Cowles House surrounded by snow, late 1940s (A000478)

As the Semester Ends, It’s Time to Review Your Records!

7 11 2016

As we move closer to the end of the semester, it may be a good time to review your records and determine what you should keep in your office or transfer to the Archives in preparation for next year.

The Records Management Program is happy to accept transfer of both temporary and permanent records in paper format. We also accept transfer of permanent records in electronic format. Both permanent and temporary records can be sent to the Archives through our transfer process.

Permanent records have important historical value to the university and may include items such as meeting minutes, videos, reports, presentations, speeches, photographs, scrapbooks, and organizational histories. These records will be processed by the Archives and eventually become part of the University’s historical collection.

OLYMPUS DIGITAL CAMERATemporary records need to be retained for a specific period of time, and then can be destroyed once the retention period is met. Retention periods are set by the University’s records retention schedules. Please review the schedules for these retention periods. Temporary records sent to the Archives for storage will be retained until the end of their retention period; the Archives will then contact your office for approval to destroy the records. You may also destroy eligible temporary records in your office by completing and submitting an in-office records destruction form. Temporary records may include documents such as fiscal documents, student files, personnel files, search committee documentation, and general files.
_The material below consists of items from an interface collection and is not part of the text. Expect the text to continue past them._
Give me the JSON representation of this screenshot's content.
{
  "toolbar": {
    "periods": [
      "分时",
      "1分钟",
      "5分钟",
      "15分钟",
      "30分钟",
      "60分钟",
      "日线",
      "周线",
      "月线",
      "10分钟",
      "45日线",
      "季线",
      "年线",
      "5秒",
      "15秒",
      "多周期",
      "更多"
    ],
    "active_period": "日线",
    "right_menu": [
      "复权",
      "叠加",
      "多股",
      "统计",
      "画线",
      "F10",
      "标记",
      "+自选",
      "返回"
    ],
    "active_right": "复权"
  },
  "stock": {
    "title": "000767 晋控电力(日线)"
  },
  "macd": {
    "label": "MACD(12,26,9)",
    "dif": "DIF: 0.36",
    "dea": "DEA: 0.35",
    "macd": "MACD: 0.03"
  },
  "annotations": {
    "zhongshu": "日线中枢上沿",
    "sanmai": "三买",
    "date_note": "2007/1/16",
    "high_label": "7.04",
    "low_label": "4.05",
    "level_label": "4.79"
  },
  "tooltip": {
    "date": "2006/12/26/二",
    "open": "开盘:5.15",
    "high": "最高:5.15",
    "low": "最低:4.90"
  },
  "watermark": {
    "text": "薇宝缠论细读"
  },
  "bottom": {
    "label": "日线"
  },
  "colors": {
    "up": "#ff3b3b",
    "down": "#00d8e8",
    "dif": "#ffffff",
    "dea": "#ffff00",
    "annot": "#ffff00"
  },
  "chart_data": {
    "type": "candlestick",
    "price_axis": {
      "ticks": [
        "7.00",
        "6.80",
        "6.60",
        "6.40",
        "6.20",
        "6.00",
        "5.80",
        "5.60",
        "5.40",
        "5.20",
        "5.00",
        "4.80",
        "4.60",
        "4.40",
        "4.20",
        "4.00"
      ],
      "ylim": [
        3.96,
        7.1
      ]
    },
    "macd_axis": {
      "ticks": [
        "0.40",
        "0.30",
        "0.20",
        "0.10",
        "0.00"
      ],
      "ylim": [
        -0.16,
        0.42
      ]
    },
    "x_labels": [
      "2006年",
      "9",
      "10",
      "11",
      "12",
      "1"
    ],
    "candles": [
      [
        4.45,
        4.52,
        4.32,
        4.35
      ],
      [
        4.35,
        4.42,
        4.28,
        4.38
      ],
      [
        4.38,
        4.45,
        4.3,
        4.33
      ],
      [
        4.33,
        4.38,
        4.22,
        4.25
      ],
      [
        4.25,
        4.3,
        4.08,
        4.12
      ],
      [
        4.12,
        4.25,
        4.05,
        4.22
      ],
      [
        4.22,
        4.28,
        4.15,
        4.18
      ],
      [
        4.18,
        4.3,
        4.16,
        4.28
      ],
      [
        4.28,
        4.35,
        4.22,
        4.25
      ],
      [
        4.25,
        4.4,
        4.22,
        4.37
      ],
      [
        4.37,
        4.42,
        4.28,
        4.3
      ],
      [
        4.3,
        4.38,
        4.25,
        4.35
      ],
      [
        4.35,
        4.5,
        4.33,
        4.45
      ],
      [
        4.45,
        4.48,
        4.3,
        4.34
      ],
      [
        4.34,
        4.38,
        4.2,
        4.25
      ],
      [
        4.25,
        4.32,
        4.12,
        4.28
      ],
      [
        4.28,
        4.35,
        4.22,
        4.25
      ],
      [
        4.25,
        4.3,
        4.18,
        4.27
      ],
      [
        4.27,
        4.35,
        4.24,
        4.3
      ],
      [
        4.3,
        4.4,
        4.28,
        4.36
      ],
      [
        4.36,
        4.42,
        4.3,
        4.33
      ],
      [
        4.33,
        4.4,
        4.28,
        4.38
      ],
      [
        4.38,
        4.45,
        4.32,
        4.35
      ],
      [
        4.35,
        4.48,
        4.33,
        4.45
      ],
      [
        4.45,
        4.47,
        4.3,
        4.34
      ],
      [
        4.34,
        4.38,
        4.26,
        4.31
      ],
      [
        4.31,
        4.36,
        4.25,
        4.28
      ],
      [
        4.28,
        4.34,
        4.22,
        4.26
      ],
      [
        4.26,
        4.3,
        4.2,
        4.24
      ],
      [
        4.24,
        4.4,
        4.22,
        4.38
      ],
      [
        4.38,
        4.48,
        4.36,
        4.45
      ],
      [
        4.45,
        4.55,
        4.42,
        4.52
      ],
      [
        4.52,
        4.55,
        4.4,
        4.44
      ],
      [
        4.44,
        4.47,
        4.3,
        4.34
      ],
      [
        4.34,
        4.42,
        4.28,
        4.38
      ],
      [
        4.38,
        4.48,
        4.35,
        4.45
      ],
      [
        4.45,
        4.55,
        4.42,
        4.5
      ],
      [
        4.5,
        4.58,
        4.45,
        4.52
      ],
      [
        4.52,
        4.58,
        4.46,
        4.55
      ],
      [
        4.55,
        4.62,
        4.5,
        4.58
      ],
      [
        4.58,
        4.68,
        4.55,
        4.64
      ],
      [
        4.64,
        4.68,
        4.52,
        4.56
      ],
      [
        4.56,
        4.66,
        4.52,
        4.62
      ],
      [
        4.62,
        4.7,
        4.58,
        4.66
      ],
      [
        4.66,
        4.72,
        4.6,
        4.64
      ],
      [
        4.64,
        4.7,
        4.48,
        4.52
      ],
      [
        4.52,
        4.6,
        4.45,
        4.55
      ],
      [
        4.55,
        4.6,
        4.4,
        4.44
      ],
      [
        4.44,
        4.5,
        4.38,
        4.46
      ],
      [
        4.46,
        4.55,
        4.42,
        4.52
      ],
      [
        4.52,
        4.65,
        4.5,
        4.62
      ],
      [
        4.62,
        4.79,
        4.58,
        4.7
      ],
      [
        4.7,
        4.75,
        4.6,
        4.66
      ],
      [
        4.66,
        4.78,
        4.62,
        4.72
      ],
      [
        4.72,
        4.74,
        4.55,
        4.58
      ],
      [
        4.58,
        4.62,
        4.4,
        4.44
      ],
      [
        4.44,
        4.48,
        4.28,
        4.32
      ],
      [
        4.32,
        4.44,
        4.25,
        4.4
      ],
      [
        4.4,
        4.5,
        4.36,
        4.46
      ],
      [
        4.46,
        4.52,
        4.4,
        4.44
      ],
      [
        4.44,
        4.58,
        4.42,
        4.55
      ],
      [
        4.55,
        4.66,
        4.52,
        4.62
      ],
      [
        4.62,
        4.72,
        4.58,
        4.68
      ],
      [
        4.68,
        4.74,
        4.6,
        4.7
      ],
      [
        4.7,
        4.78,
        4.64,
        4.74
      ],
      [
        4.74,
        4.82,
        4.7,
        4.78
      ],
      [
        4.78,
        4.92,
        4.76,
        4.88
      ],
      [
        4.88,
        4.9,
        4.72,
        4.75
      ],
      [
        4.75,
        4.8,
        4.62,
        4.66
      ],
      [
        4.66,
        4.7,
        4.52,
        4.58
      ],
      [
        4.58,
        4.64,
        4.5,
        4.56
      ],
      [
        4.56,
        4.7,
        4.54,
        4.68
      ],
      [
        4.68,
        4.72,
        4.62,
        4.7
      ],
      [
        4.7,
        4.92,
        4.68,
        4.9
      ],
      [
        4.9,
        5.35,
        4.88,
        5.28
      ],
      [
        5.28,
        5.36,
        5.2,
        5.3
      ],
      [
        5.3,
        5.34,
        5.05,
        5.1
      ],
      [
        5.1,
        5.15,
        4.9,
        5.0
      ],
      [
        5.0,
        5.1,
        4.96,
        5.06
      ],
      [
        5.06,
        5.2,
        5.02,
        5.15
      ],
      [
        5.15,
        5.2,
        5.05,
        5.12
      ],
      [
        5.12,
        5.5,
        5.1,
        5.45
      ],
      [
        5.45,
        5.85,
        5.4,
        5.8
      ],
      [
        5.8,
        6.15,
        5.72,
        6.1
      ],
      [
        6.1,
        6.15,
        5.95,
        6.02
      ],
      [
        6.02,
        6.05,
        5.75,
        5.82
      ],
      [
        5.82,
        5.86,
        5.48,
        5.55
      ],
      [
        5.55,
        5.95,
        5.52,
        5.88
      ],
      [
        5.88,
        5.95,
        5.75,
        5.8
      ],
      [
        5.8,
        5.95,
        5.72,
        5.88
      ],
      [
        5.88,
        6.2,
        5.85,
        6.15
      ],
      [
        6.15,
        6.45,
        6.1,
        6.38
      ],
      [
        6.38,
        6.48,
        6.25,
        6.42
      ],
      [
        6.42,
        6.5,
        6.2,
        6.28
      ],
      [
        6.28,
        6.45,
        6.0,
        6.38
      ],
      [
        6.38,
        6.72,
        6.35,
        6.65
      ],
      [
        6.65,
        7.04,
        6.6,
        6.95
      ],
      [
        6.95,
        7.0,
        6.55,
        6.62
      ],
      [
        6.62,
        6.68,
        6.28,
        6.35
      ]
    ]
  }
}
If it has been a while since you have transferred records to the Archives, don’t worry. The Records Management program has developed three new video tutorials to assist you with records management forms and procedures.

These new videos cover three important topics:

These videos can also be found on the Archives website.

Whether you are new to the records management process or simply need a refresher, these tutorials will provide you with detailed instructions for completing key records management processes.

For additional information on transferring records to the Archives, please review the Archives website. You may also contact the University Archives at or 517-355-2330 for assistance.

Written by Hillary Gatlin, University Records Manager